Marble Potatoes with Lemon-Basil Pesto Recipe (scallions and seeds)
Marble Potatoes with Lemon-Basil Pesto (scallions and seeds)
Not your ordinary pesto dish!
When we hear pesto, we think of Italy. I don't know about you, but of all the pasta recipes I've tried, this one tastes the most Italian to me. Maybe because of the aromatic scent and flavor coming from the fresh basil, the nutty- fruity taste of the olive oil, and, of course, the long-aged cheeses like Parmigiano and Pecorino.
These are the classic ingredients for making our well-loved pesto sauce.
Despite the fact that this sauce has evolved over time and has been made into several versions, it is believed that the first pesto was created in Genoa, Italy's northernmost region, during the 16th century to preserve an abundant supply of basil. The term "pesto," which means "pounded," refers to a paste made by pounding together a variety of flavorful ingredients, including cheese, nuts, garlic, salt, and olive oil. Basil is the main aromatic ingredient.
Having said that, we also created another pesto sauce variation. This time, the only key ingredients are basil, olive oil, and lemon juice—to give it a more summery and citrusy flavor. But instead of using it for our typical pesto pasta, we are giving it a new spin by adding it to flavor our marble potatoes instead.
What is Marble Potatoes with Lemon-Basil Pesto (scallions and seeds)
This recipe is inspired by Liguria, a famous Italian region known for its iconic dish, "Pesto Alla Genovese," referring to the way in which they prepare their pesto the traditional way. The best way to eat pesto in Italy is, of course, with pasta. Sometimes they use it to flavor savory pieces of bread with tomato and cheese filling. Pesto is also a good choice to flavor your grilled meats and vegetables.
Here, I've made my own version by making it into a side dish: a simple potato salad made with marble potatoes and this citrusy, summery pesto made only with lemon juice, olive oil, and fresh basil leaves.
The procedure is extremely simple. You can prepare it the old-fashioned way by using a mortar and pestle. Alternately, you could use a blender if you want a quicker method and a more finely ground texture. But don't worry, the flavor will be just as good.
So let’s now head to the kitchen and do some choppin’, shall we?
How to make Marble Potatoes with Lemon-Basil Pesto (scallions and seeds)
1. Prepare marble potatoes by washing them.
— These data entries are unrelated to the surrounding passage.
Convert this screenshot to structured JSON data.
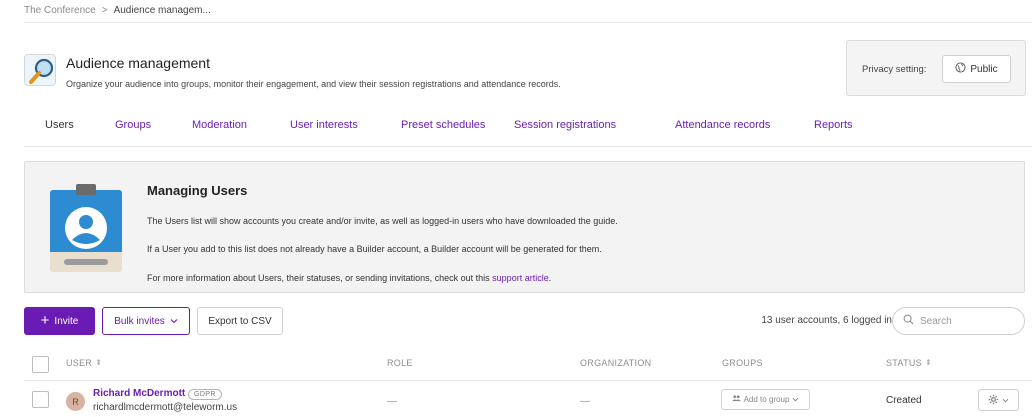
{
  "breadcrumb": {
    "root": "The Conference",
    "separator": ">",
    "current": "Audience managem..."
  },
  "header": {
    "title": "Audience management",
    "description": "Organize your audience into groups, monitor their engagement, and view their session registrations and attendance records.",
    "icon": "magnifier-icon"
  },
  "privacy": {
    "label": "Privacy setting:",
    "value": "Public",
    "icon": "globe-icon"
  },
  "tabs": [
    {
      "label": "Users",
      "active": true
    },
    {
      "label": "Groups",
      "active": false
    },
    {
      "label": "Moderation",
      "active": false
    },
    {
      "label": "User interests",
      "active": false
    },
    {
      "label": "Preset schedules",
      "active": false
    },
    {
      "label": "Session registrations",
      "active": false
    },
    {
      "label": "Attendance records",
      "active": false
    },
    {
      "label": "Reports",
      "active": false
    }
  ],
  "info": {
    "title": "Managing Users",
    "line1": "The Users list will show accounts you create and/or invite, as well as logged-in users who have downloaded the guide.",
    "line2": "If a User you add to this list does not already have a Builder account, a Builder account will be generated for them.",
    "line3_prefix": "For more information about Users, their statuses, or sending invitations, check out this ",
    "line3_link": "support article",
    "line3_suffix": "."
  },
  "toolbar": {
    "invite_label": "Invite",
    "bulk_label": "Bulk invites",
    "export_label": "Export to CSV",
    "count_text": "13 user accounts, 6 logged in",
    "search_placeholder": "Search"
  },
  "table": {
    "columns": {
      "user": "USER",
      "role": "ROLE",
      "organization": "ORGANIZATION",
      "groups": "GROUPS",
      "status": "STATUS"
    },
    "rows": [
      {
        "initial": "R",
        "name": "Richard McDermott",
        "badge": "GDPR",
        "email": "richardlmcdermott@teleworm.us",
        "role": "—",
        "organization": "—",
        "groups_action": "Add to group",
        "status": "Created"
      }
    ]
  },
  "colors": {
    "accent": "#6a1bb3",
    "link": "#6b1fb1",
    "panel_bg": "#f3f3f4"
  }
}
Rinse the potatoes several times until the water runs clear.
2. Place it in a large pot with cold water and bring it to a boil until soft.
3. Drain the potatoes using a strainer and then place them in a mixing bowl once they are finished cooking.
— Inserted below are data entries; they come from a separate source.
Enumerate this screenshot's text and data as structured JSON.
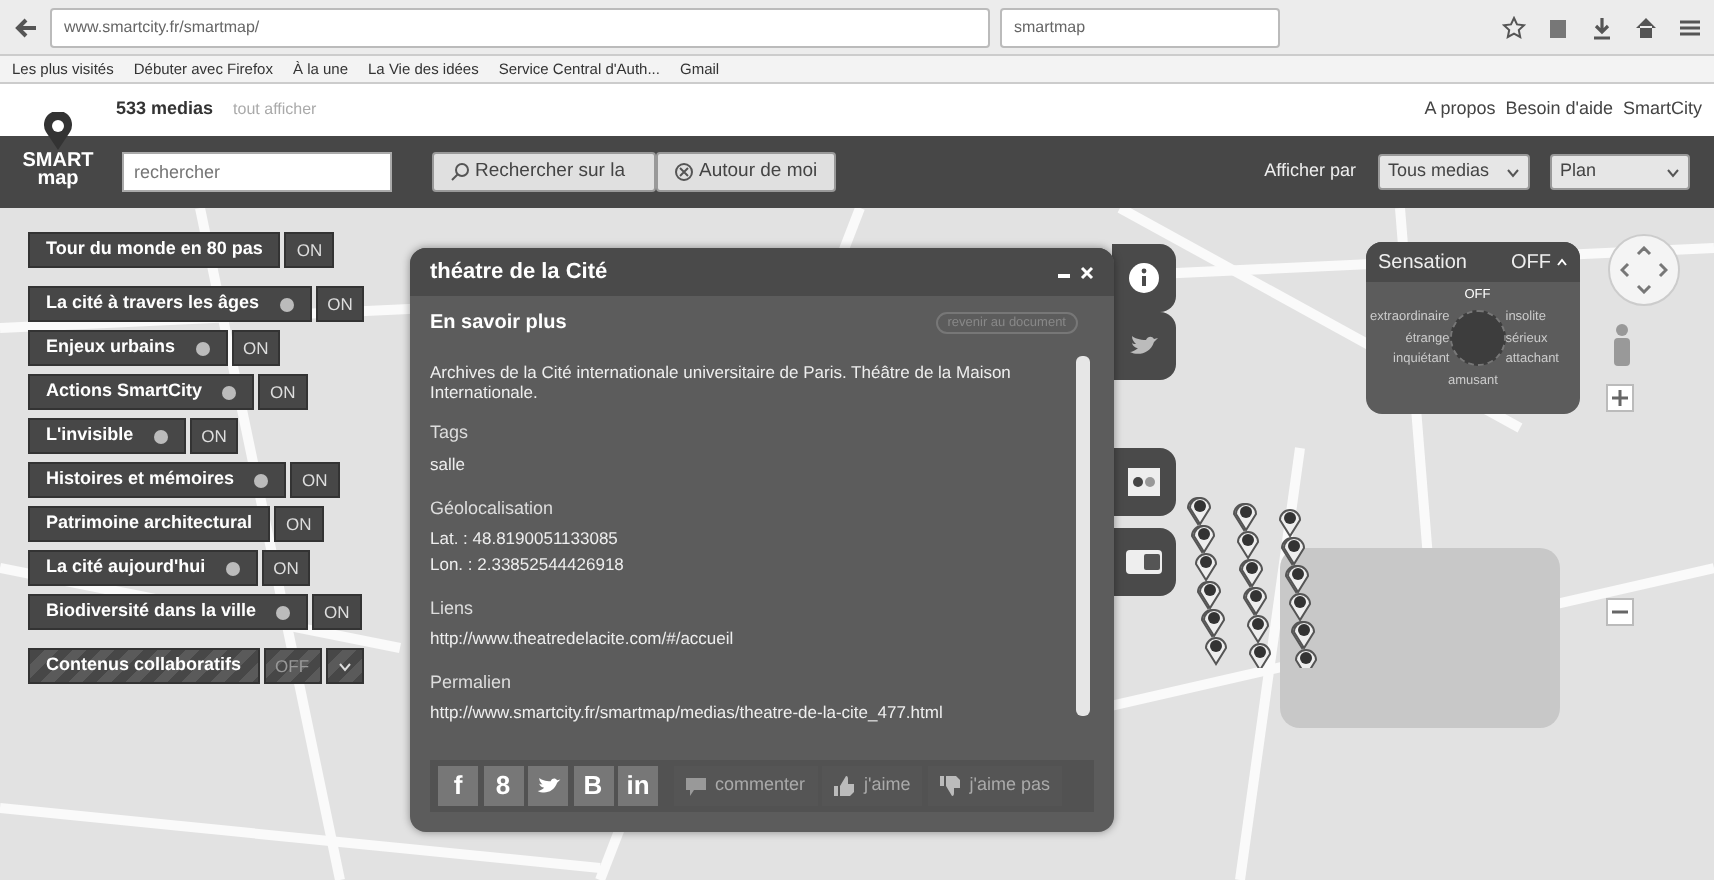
{
  "browser": {
    "url": "www.smartcity.fr/smartmap/",
    "search": "smartmap",
    "bookmarks": [
      "Les plus visités",
      "Débuter avec Firefox",
      "À la une",
      "La Vie des idées",
      "Service Central d'Auth...",
      "Gmail"
    ]
  },
  "header": {
    "count": "533 medias",
    "show_all": "tout afficher",
    "links": [
      "A propos",
      "Besoin d'aide",
      "SmartCity"
    ]
  },
  "logo": {
    "line1": "SMART",
    "line2": "map"
  },
  "toolbar": {
    "search_placeholder": "rechercher",
    "search_button": "Rechercher sur la",
    "nearby_button": "Autour de moi",
    "display_label": "Afficher par",
    "media_select": "Tous medias",
    "map_select": "Plan"
  },
  "layers": [
    {
      "label": "Tour du monde en 80 pas",
      "dot": false,
      "toggle": "ON",
      "on": true,
      "kind": "layer"
    },
    {
      "label": "La cité à travers les âges",
      "dot": true,
      "toggle": "ON",
      "on": true,
      "kind": "layer"
    },
    {
      "label": "Enjeux urbains",
      "dot": true,
      "toggle": "ON",
      "on": true,
      "kind": "layer"
    },
    {
      "label": "Actions SmartCity",
      "dot": true,
      "toggle": "ON",
      "on": true,
      "kind": "layer"
    },
    {
      "label": "L'invisible",
      "dot": true,
      "toggle": "ON",
      "on": true,
      "kind": "layer"
    },
    {
      "label": "Histoires et mémoires",
      "dot": true,
      "toggle": "ON",
      "on": true,
      "kind": "layer"
    },
    {
      "label": "Patrimoine architectural",
      "dot": false,
      "toggle": "ON",
      "on": true,
      "kind": "layer"
    },
    {
      "label": "La cité aujourd'hui",
      "dot": true,
      "toggle": "ON",
      "on": true,
      "kind": "layer"
    },
    {
      "label": "Biodiversité dans la ville",
      "dot": true,
      "toggle": "ON",
      "on": true,
      "kind": "layer"
    },
    {
      "label": "Contenus collaboratifs",
      "dot": false,
      "toggle": "OFF",
      "on": false,
      "kind": "collab"
    }
  ],
  "popup": {
    "title": "théatre de la Cité",
    "heading": "En savoir plus",
    "back_link": "revenir au document",
    "description": "Archives de la Cité internationale universitaire de Paris. Théâtre de la Maison Internationale.",
    "sections": [
      {
        "heading": "Tags",
        "lines": [
          "salle"
        ]
      },
      {
        "heading": "Géolocalisation",
        "lines": [
          "Lat. : 48.8190051133085",
          "Lon. : 2.33852544426918"
        ]
      },
      {
        "heading": "Liens",
        "lines": [
          "http://www.theatredelacite.com/#/accueil"
        ]
      },
      {
        "heading": "Permalien",
        "lines": [
          "http://www.smartcity.fr/smartmap/medias/theatre-de-la-cite_477.html"
        ]
      }
    ],
    "social": [
      {
        "kind": "text",
        "label": "f"
      },
      {
        "kind": "text",
        "label": "8"
      },
      {
        "kind": "bird"
      },
      {
        "kind": "text",
        "label": "B"
      },
      {
        "kind": "text",
        "label": "in"
      }
    ],
    "actions": [
      {
        "kind": "comment",
        "label": "commenter"
      },
      {
        "kind": "like",
        "label": "j'aime"
      },
      {
        "kind": "dislike",
        "label": "j'aime pas"
      }
    ]
  },
  "side_tabs": [
    {
      "kind": "info"
    },
    {
      "kind": "bird"
    },
    {
      "kind": "flickr"
    },
    {
      "kind": "youtube"
    }
  ],
  "sensation": {
    "title": "Sensation",
    "state": "OFF",
    "expanded": true,
    "top": "OFF",
    "left": [
      "extraordinaire",
      "étrange",
      "inquiétant"
    ],
    "right": [
      "insolite",
      "sérieux",
      "attachant"
    ],
    "bottom": "amusant"
  }
}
4. Allow it to cool completely for about 30 minutes after seasoning with a little salt.
1. Using a blender, combine fresh basil, lemon juice and extra virgin olive oil.
2. Mix everything together until you form a smooth paste. Add salt for flavor and continue to blend everything.
3. If necessary, add more extra virgin olive oil to help it emulsify.
4. Once the lemon-basil pesto is ready, add it to your cooked marble potatoes and garnish them with toasted mixed nuts and fresh scallions.
5. Serve and enjoy!
- When making this pesto sauce, you'll need a blender to combine and emulsify the paste, especially if you're making a large batch.
- Use a mortar and pestle instead if you prefer the old-fashioned method. However, keep in mind that you will not be able to create a smooth and emulsified pesto sauce. You will also need to divide the work into batches.
- When selecting a pot for boiling potatoes, make sure it is large enough to submerge all the potatoes in water at the same time to ensure even cooking.
- If you are making pesto in a blender, we recommend adding ice cubes to your batch. This will help prevent oxidation of the basil leaves and will keep their green color even after blending.
- If you made a large quantity, store the leftovers in an airtight container and keep them in the refrigerator for about a week.
- If possible, avoid using plastic containers as pesto can leave behind a distinct aroma, color, and oily texture. You can use sterilized jars to ensure a longer shelf life.
- This pesto recipe can be used not only for pasta but also for pieces of bread, meats and other mixed vegetables.